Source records
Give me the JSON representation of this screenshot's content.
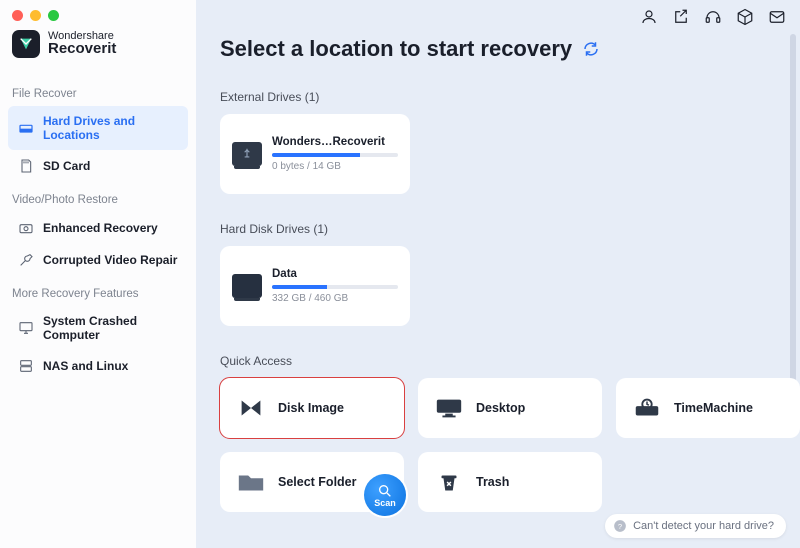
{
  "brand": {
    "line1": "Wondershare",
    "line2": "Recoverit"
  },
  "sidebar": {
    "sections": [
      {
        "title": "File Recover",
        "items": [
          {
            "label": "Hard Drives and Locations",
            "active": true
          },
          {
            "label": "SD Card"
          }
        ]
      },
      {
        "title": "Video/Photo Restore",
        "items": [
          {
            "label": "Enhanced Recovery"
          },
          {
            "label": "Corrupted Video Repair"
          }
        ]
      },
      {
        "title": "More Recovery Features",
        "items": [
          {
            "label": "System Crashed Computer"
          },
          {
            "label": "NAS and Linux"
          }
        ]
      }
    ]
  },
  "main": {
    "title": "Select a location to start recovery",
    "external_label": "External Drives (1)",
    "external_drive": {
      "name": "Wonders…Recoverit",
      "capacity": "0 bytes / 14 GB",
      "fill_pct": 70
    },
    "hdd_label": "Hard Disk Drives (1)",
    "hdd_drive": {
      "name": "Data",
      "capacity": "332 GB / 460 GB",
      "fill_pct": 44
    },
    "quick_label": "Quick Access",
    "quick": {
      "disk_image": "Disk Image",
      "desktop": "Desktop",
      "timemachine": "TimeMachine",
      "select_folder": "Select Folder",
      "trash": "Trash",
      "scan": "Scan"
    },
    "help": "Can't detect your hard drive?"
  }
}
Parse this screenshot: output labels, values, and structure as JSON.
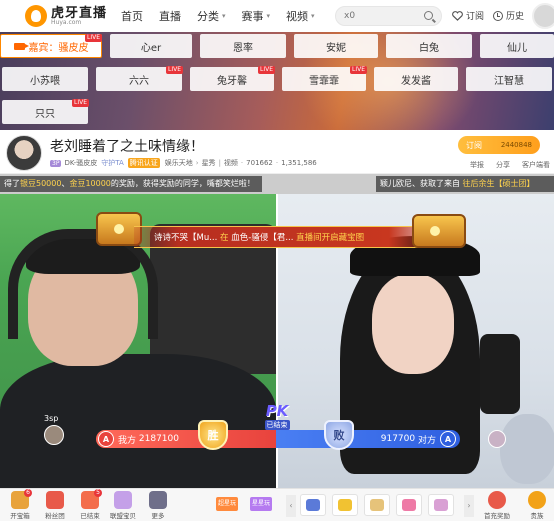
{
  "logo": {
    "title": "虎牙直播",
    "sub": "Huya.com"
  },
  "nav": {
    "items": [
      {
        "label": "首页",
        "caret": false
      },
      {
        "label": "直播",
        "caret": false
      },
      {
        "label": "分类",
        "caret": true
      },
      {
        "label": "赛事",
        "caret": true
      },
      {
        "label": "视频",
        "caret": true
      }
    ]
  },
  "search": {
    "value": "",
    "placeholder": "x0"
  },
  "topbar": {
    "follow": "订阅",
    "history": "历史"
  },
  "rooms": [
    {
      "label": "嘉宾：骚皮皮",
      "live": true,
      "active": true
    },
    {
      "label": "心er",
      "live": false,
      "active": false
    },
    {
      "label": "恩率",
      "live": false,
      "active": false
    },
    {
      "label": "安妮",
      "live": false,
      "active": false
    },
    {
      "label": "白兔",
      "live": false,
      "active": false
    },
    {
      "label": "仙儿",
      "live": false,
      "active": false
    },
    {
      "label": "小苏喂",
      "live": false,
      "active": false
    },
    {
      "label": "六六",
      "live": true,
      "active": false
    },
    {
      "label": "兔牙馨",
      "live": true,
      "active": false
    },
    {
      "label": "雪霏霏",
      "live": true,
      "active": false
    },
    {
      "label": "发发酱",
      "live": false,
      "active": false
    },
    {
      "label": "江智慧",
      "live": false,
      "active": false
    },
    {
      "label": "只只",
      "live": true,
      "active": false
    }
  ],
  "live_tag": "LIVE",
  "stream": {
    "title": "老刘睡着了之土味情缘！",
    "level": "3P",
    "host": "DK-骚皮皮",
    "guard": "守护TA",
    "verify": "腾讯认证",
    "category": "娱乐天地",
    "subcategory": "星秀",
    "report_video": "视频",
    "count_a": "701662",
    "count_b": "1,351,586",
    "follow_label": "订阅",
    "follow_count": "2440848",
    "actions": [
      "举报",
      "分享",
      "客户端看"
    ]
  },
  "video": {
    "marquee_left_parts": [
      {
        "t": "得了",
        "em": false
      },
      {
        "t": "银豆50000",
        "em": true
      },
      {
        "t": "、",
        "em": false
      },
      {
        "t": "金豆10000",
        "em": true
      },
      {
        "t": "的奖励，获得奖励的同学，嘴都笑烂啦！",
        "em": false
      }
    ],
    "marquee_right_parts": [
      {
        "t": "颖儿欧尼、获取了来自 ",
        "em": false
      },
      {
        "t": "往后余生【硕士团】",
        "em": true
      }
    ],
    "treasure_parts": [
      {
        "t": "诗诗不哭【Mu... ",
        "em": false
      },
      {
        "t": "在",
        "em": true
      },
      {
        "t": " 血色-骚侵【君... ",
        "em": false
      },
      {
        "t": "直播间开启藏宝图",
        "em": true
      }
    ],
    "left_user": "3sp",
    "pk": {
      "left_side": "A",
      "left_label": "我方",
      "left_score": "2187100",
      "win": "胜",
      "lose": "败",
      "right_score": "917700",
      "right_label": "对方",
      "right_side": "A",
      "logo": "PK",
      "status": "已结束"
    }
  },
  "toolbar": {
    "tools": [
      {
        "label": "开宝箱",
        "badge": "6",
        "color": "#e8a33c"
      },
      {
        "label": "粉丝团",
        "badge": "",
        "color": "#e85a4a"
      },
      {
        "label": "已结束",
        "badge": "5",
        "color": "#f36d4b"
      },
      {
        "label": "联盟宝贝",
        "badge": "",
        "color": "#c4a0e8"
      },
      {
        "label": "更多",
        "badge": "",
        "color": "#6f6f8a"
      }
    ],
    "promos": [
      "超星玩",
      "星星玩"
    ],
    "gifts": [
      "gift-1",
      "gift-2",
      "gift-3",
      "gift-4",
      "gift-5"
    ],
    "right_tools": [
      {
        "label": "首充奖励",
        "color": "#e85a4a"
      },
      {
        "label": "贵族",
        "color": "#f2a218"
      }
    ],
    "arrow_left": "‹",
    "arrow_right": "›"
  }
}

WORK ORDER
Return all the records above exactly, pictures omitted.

OUTPUT FOR THIS EXERCISE
Give me the JSON representation of this screenshot's content.
{
  "brand": {
    "line1": "Wondershare",
    "line2": "Recoverit"
  },
  "sidebar": {
    "sections": [
      {
        "title": "File Recover",
        "items": [
          {
            "label": "Hard Drives and Locations",
            "active": true
          },
          {
            "label": "SD Card"
          }
        ]
      },
      {
        "title": "Video/Photo Restore",
        "items": [
          {
            "label": "Enhanced Recovery"
          },
          {
            "label": "Corrupted Video Repair"
          }
        ]
      },
      {
        "title": "More Recovery Features",
        "items": [
          {
            "label": "System Crashed Computer"
          },
          {
            "label": "NAS and Linux"
          }
        ]
      }
    ]
  },
  "main": {
    "title": "Select a location to start recovery",
    "external_label": "External Drives (1)",
    "external_drive": {
      "name": "Wonders…Recoverit",
      "capacity": "0 bytes / 14 GB",
      "fill_pct": 70
    },
    "hdd_label": "Hard Disk Drives (1)",
    "hdd_drive": {
      "name": "Data",
      "capacity": "332 GB / 460 GB",
      "fill_pct": 44
    },
    "quick_label": "Quick Access",
    "quick": {
      "disk_image": "Disk Image",
      "desktop": "Desktop",
      "timemachine": "TimeMachine",
      "select_folder": "Select Folder",
      "trash": "Trash",
      "scan": "Scan"
    },
    "help": "Can't detect your hard drive?"
  }
}
Parse this screenshot: output labels, values, and structure as JSON.
{
  "logo": {
    "title": "虎牙直播",
    "sub": "Huya.com"
  },
  "nav": {
    "items": [
      {
        "label": "首页",
        "caret": false
      },
      {
        "label": "直播",
        "caret": false
      },
      {
        "label": "分类",
        "caret": true
      },
      {
        "label": "赛事",
        "caret": true
      },
      {
        "label": "视频",
        "caret": true
      }
    ]
  },
  "search": {
    "value": "",
    "placeholder": "x0"
  },
  "topbar": {
    "follow": "订阅",
    "history": "历史"
  },
  "rooms": [
    {
      "label": "嘉宾：骚皮皮",
      "live": true,
      "active": true
    },
    {
      "label": "心er",
      "live": false,
      "active": false
    },
    {
      "label": "恩率",
      "live": false,
      "active": false
    },
    {
      "label": "安妮",
      "live": false,
      "active": false
    },
    {
      "label": "白兔",
      "live": false,
      "active": false
    },
    {
      "label": "仙儿",
      "live": false,
      "active": false
    },
    {
      "label": "小苏喂",
      "live": false,
      "active": false
    },
    {
      "label": "六六",
      "live": true,
      "active": false
    },
    {
      "label": "兔牙馨",
      "live": true,
      "active": false
    },
    {
      "label": "雪霏霏",
      "live": true,
      "active": false
    },
    {
      "label": "发发酱",
      "live": false,
      "active": false
    },
    {
      "label": "江智慧",
      "live": false,
      "active": false
    },
    {
      "label": "只只",
      "live": true,
      "active": false
    }
  ],
  "live_tag": "LIVE",
  "stream": {
    "title": "老刘睡着了之土味情缘！",
    "level": "3P",
    "host": "DK-骚皮皮",
    "guard": "守护TA",
    "verify": "腾讯认证",
    "category": "娱乐天地",
    "subcategory": "星秀",
    "report_video": "视频",
    "count_a": "701662",
    "count_b": "1,351,586",
    "follow_label": "订阅",
    "follow_count": "2440848",
    "actions": [
      "举报",
      "分享",
      "客户端看"
    ]
  },
  "video": {
    "marquee_left_parts": [
      {
        "t": "得了",
        "em": false
      },
      {
        "t": "银豆50000",
        "em": true
      },
      {
        "t": "、",
        "em": false
      },
      {
        "t": "金豆10000",
        "em": true
      },
      {
        "t": "的奖励，获得奖励的同学，嘴都笑烂啦！",
        "em": false
      }
    ],
    "marquee_right_parts": [
      {
        "t": "颖儿欧尼、获取了来自 ",
        "em": false
      },
      {
        "t": "往后余生【硕士团】",
        "em": true
      }
    ],
    "treasure_parts": [
      {
        "t": "诗诗不哭【Mu... ",
        "em": false
      },
      {
        "t": "在",
        "em": true
      },
      {
        "t": " 血色-骚侵【君... ",
        "em": false
      },
      {
        "t": "直播间开启藏宝图",
        "em": true
      }
    ],
    "left_user": "3sp",
    "pk": {
      "left_side": "A",
      "left_label": "我方",
      "left_score": "2187100",
      "win": "胜",
      "lose": "败",
      "right_score": "917700",
      "right_label": "对方",
      "right_side": "A",
      "logo": "PK",
      "status": "已结束"
    }
  },
  "toolbar": {
    "tools": [
      {
        "label": "开宝箱",
        "badge": "6",
        "color": "#e8a33c"
      },
      {
        "label": "粉丝团",
        "badge": "",
        "color": "#e85a4a"
      },
      {
        "label": "已结束",
        "badge": "5",
        "color": "#f36d4b"
      },
      {
        "label": "联盟宝贝",
        "badge": "",
        "color": "#c4a0e8"
      },
      {
        "label": "更多",
        "badge": "",
        "color": "#6f6f8a"
      }
    ],
    "promos": [
      "超星玩",
      "星星玩"
    ],
    "gifts": [
      "gift-1",
      "gift-2",
      "gift-3",
      "gift-4",
      "gift-5"
    ],
    "right_tools": [
      {
        "label": "首充奖励",
        "color": "#e85a4a"
      },
      {
        "label": "贵族",
        "color": "#f2a218"
      }
    ],
    "arrow_left": "‹",
    "arrow_right": "›"
  }
}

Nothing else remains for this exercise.